**Brief**
Write out every line below that contains "value".

Data records for software interfaces
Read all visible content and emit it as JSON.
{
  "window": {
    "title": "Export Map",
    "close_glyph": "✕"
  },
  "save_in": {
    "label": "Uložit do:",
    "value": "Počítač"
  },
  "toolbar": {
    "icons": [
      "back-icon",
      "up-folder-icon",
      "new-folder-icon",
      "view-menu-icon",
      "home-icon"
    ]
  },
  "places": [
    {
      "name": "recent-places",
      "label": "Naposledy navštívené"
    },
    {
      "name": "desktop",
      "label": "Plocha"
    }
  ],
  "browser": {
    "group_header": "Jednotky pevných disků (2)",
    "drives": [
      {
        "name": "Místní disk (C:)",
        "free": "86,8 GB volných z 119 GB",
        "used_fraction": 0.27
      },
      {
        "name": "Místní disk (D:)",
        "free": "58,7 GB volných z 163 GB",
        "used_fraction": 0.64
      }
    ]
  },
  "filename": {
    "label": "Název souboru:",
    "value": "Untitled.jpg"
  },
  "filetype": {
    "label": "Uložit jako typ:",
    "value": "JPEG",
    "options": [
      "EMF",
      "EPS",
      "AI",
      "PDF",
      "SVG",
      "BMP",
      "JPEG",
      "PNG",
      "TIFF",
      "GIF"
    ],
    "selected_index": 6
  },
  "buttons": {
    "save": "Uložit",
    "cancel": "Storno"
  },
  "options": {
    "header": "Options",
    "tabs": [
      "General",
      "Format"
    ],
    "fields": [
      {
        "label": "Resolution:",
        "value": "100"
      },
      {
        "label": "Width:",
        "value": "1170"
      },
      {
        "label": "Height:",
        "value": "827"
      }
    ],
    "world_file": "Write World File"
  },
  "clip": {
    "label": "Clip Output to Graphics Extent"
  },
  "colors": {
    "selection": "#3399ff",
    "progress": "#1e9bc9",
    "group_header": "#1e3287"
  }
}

**Answer section**
    "value": "Počítač"
    "value": "Untitled.jpg"
    "value": "JPEG",
        "value": "100"
        "value": "1170"
        "value": "827"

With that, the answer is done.